* **Your goal**:
All lines in the material below that hold "text" should be found and copied.

* **Available data**:
──────

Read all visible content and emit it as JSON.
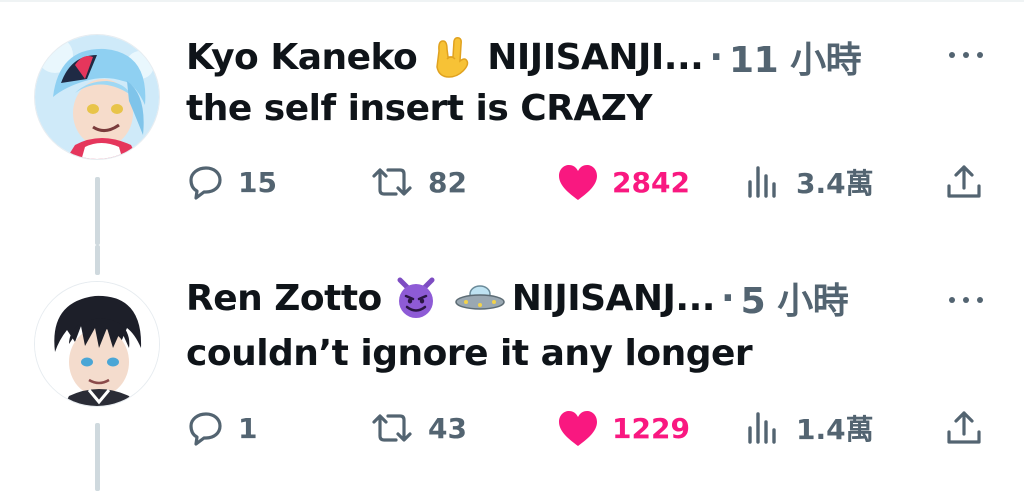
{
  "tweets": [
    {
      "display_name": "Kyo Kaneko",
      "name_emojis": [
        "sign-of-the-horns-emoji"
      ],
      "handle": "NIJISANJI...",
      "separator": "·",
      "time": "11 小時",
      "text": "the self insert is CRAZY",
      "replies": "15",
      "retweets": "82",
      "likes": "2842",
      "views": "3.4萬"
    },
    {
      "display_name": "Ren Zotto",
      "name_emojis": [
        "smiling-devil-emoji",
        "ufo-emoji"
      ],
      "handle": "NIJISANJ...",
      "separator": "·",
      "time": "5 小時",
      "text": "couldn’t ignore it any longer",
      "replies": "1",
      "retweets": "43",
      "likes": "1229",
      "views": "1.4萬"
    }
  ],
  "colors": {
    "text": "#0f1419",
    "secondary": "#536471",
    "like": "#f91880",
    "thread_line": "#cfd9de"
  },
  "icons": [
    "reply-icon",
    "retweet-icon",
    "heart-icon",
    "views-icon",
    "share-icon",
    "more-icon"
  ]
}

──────

* **Exercise response**:
      "text": "the self insert is CRAZY",
      "text": "couldn’t ignore it any longer",
    "text": "#0f1419",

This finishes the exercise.